=== Exercise input ===
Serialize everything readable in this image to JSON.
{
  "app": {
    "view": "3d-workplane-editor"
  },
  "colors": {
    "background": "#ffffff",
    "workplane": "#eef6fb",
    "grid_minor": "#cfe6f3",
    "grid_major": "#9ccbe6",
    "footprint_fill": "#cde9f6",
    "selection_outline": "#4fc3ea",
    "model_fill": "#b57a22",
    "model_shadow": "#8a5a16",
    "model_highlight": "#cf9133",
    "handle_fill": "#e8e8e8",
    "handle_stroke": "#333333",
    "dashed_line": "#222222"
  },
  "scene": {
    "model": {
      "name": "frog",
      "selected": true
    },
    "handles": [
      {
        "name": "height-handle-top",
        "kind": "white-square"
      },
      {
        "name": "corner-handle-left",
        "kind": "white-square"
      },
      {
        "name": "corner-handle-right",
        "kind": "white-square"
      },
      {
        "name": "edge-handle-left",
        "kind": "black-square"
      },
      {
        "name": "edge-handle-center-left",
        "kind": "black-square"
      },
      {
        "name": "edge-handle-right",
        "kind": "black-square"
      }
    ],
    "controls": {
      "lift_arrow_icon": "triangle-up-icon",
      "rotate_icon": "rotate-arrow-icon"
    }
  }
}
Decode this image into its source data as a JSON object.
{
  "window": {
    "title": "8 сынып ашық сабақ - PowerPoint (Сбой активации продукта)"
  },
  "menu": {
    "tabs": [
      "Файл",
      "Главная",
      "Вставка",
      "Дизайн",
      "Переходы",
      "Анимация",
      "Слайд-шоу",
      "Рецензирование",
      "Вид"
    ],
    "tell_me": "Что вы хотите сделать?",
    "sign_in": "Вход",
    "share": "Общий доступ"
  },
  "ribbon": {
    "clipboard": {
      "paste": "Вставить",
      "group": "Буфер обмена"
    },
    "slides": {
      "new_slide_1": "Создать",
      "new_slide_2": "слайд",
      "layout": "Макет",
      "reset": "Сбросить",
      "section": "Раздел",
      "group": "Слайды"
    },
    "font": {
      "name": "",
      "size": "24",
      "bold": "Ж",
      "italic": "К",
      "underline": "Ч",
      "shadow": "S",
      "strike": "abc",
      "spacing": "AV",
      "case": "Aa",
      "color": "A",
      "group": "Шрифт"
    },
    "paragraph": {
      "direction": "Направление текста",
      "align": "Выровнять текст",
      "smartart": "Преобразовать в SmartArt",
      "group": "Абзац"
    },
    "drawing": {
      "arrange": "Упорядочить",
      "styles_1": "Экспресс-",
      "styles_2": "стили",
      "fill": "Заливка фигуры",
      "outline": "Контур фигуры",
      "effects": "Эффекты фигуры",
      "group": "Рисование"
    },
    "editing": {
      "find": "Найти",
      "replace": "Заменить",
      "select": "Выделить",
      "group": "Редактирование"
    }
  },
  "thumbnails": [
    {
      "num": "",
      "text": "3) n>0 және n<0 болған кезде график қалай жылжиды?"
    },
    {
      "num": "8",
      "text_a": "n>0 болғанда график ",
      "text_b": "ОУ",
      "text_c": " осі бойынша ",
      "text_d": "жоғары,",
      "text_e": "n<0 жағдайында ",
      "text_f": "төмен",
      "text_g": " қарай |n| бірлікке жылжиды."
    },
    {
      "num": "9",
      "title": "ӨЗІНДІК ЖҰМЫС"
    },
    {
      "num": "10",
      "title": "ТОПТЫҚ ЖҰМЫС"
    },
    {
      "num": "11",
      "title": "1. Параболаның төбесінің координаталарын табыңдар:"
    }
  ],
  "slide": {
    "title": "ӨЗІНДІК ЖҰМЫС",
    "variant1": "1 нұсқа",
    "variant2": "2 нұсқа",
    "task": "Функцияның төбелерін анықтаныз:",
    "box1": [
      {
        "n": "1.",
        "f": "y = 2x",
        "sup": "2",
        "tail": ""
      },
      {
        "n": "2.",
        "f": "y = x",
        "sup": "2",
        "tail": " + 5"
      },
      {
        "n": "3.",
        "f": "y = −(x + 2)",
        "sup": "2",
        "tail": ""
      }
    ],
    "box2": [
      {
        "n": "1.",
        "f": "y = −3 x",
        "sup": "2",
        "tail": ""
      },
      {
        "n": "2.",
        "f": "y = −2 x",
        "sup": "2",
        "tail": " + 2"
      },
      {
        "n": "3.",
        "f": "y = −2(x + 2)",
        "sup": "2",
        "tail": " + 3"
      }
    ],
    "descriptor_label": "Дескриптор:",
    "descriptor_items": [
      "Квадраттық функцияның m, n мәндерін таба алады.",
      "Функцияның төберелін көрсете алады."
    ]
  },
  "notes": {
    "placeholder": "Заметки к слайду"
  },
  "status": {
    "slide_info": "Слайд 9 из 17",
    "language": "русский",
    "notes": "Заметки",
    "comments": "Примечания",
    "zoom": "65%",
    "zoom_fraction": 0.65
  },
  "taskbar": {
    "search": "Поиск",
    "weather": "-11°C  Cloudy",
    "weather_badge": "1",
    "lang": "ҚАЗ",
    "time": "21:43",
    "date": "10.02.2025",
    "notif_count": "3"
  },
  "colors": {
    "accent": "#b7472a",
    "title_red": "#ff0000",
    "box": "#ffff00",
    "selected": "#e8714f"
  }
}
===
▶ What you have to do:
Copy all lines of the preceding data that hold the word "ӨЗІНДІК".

▶ Answer below:
      "title": "ӨЗІНДІК ЖҰМЫС"
    "title": "ӨЗІНДІК ЖҰМЫС",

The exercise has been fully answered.